* Exercise
Exact copies of all entries are expected.

* Exercise material

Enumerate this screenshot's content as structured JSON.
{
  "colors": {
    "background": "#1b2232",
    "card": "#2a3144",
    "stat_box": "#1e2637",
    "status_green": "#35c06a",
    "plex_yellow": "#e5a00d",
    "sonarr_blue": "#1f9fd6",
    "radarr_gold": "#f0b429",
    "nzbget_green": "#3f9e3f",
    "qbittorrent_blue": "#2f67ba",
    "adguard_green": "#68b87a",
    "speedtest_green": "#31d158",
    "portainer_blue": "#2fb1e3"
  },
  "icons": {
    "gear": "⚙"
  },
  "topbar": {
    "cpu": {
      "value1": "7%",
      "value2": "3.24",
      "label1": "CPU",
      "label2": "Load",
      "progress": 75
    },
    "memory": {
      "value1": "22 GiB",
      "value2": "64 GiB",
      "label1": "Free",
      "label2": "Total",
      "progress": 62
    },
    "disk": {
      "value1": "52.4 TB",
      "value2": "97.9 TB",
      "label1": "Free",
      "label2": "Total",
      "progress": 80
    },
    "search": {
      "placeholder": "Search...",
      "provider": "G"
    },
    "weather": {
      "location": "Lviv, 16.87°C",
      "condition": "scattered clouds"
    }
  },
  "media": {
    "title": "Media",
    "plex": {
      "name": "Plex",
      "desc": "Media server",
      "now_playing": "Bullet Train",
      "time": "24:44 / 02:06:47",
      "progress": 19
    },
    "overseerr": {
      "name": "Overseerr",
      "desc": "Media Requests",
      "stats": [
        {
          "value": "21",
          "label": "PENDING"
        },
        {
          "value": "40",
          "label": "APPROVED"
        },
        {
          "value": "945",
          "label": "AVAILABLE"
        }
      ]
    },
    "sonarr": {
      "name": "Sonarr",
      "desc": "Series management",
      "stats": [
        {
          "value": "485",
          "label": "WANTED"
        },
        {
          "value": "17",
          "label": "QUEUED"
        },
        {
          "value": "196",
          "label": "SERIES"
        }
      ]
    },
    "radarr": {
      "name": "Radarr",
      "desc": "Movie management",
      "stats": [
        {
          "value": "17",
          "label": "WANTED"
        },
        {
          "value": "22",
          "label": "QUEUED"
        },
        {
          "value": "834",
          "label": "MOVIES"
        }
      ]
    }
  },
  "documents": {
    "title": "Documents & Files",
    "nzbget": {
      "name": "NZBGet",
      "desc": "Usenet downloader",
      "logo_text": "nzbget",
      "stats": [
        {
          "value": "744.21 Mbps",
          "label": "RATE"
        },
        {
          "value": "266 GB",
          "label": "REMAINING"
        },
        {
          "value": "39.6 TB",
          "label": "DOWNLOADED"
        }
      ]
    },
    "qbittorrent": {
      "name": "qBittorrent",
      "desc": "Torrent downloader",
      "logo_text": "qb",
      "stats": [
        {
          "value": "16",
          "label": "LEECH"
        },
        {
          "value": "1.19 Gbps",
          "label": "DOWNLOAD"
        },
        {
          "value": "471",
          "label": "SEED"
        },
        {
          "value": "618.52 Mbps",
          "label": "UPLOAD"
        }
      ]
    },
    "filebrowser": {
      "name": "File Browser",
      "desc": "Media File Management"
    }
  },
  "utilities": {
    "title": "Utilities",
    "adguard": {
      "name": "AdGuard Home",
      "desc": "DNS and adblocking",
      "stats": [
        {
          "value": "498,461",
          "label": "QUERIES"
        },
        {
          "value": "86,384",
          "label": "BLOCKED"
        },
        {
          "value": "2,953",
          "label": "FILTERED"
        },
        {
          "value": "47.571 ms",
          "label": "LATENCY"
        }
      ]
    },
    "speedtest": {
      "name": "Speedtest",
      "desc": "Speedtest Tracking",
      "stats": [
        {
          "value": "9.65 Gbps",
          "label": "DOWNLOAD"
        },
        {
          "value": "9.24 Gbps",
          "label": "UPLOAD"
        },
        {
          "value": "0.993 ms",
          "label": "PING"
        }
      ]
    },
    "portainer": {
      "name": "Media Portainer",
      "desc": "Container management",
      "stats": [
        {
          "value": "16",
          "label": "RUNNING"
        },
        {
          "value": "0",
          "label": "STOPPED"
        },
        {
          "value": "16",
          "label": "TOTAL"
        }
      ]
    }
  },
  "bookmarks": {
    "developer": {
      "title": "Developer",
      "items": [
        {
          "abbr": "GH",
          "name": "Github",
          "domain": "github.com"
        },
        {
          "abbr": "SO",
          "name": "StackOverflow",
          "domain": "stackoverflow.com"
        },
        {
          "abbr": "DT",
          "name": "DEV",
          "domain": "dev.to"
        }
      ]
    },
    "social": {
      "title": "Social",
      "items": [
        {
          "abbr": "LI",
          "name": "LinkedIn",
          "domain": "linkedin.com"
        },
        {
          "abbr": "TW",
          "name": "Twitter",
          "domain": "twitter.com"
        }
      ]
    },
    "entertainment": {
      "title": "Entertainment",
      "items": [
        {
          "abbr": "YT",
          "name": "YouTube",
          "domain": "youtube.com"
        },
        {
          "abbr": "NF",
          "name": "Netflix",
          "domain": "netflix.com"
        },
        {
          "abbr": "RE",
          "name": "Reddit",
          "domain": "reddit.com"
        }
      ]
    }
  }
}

* Expected answer
Enumerate this screenshot's content as structured JSON.
{
  "colors": {
    "background": "#1b2232",
    "card": "#2a3144",
    "stat_box": "#1e2637",
    "status_green": "#35c06a",
    "plex_yellow": "#e5a00d",
    "sonarr_blue": "#1f9fd6",
    "radarr_gold": "#f0b429",
    "nzbget_green": "#3f9e3f",
    "qbittorrent_blue": "#2f67ba",
    "adguard_green": "#68b87a",
    "speedtest_green": "#31d158",
    "portainer_blue": "#2fb1e3"
  },
  "icons": {
    "gear": "⚙"
  },
  "topbar": {
    "cpu": {
      "value1": "7%",
      "value2": "3.24",
      "label1": "CPU",
      "label2": "Load",
      "progress": 75
    },
    "memory": {
      "value1": "22 GiB",
      "value2": "64 GiB",
      "label1": "Free",
      "label2": "Total",
      "progress": 62
    },
    "disk": {
      "value1": "52.4 TB",
      "value2": "97.9 TB",
      "label1": "Free",
      "label2": "Total",
      "progress": 80
    },
    "search": {
      "placeholder": "Search...",
      "provider": "G"
    },
    "weather": {
      "location": "Lviv, 16.87°C",
      "condition": "scattered clouds"
    }
  },
  "media": {
    "title": "Media",
    "plex": {
      "name": "Plex",
      "desc": "Media server",
      "now_playing": "Bullet Train",
      "time": "24:44 / 02:06:47",
      "progress": 19
    },
    "overseerr": {
      "name": "Overseerr",
      "desc": "Media Requests",
      "stats": [
        {
          "value": "21",
          "label": "PENDING"
        },
        {
          "value": "40",
          "label": "APPROVED"
        },
        {
          "value": "945",
          "label": "AVAILABLE"
        }
      ]
    },
    "sonarr": {
      "name": "Sonarr",
      "desc": "Series management",
      "stats": [
        {
          "value": "485",
          "label": "WANTED"
        },
        {
          "value": "17",
          "label": "QUEUED"
        },
        {
          "value": "196",
          "label": "SERIES"
        }
      ]
    },
    "radarr": {
      "name": "Radarr",
      "desc": "Movie management",
      "stats": [
        {
          "value": "17",
          "label": "WANTED"
        },
        {
          "value": "22",
          "label": "QUEUED"
        },
        {
          "value": "834",
          "label": "MOVIES"
        }
      ]
    }
  },
  "documents": {
    "title": "Documents & Files",
    "nzbget": {
      "name": "NZBGet",
      "desc": "Usenet downloader",
      "logo_text": "nzbget",
      "stats": [
        {
          "value": "744.21 Mbps",
          "label": "RATE"
        },
        {
          "value": "266 GB",
          "label": "REMAINING"
        },
        {
          "value": "39.6 TB",
          "label": "DOWNLOADED"
        }
      ]
    },
    "qbittorrent": {
      "name": "qBittorrent",
      "desc": "Torrent downloader",
      "logo_text": "qb",
      "stats": [
        {
          "value": "16",
          "label": "LEECH"
        },
        {
          "value": "1.19 Gbps",
          "label": "DOWNLOAD"
        },
        {
          "value": "471",
          "label": "SEED"
        },
        {
          "value": "618.52 Mbps",
          "label": "UPLOAD"
        }
      ]
    },
    "filebrowser": {
      "name": "File Browser",
      "desc": "Media File Management"
    }
  },
  "utilities": {
    "title": "Utilities",
    "adguard": {
      "name": "AdGuard Home",
      "desc": "DNS and adblocking",
      "stats": [
        {
          "value": "498,461",
          "label": "QUERIES"
        },
        {
          "value": "86,384",
          "label": "BLOCKED"
        },
        {
          "value": "2,953",
          "label": "FILTERED"
        },
        {
          "value": "47.571 ms",
          "label": "LATENCY"
        }
      ]
    },
    "speedtest": {
      "name": "Speedtest",
      "desc": "Speedtest Tracking",
      "stats": [
        {
          "value": "9.65 Gbps",
          "label": "DOWNLOAD"
        },
        {
          "value": "9.24 Gbps",
          "label": "UPLOAD"
        },
        {
          "value": "0.993 ms",
          "label": "PING"
        }
      ]
    },
    "portainer": {
      "name": "Media Portainer",
      "desc": "Container management",
      "stats": [
        {
          "value": "16",
          "label": "RUNNING"
        },
        {
          "value": "0",
          "label": "STOPPED"
        },
        {
          "value": "16",
          "label": "TOTAL"
        }
      ]
    }
  },
  "bookmarks": {
    "developer": {
      "title": "Developer",
      "items": [
        {
          "abbr": "GH",
          "name": "Github",
          "domain": "github.com"
        },
        {
          "abbr": "SO",
          "name": "StackOverflow",
          "domain": "stackoverflow.com"
        },
        {
          "abbr": "DT",
          "name": "DEV",
          "domain": "dev.to"
        }
      ]
    },
    "social": {
      "title": "Social",
      "items": [
        {
          "abbr": "LI",
          "name": "LinkedIn",
          "domain": "linkedin.com"
        },
        {
          "abbr": "TW",
          "name": "Twitter",
          "domain": "twitter.com"
        }
      ]
    },
    "entertainment": {
      "title": "Entertainment",
      "items": [
        {
          "abbr": "YT",
          "name": "YouTube",
          "domain": "youtube.com"
        },
        {
          "abbr": "NF",
          "name": "Netflix",
          "domain": "netflix.com"
        },
        {
          "abbr": "RE",
          "name": "Reddit",
          "domain": "reddit.com"
        }
      ]
    }
  }
}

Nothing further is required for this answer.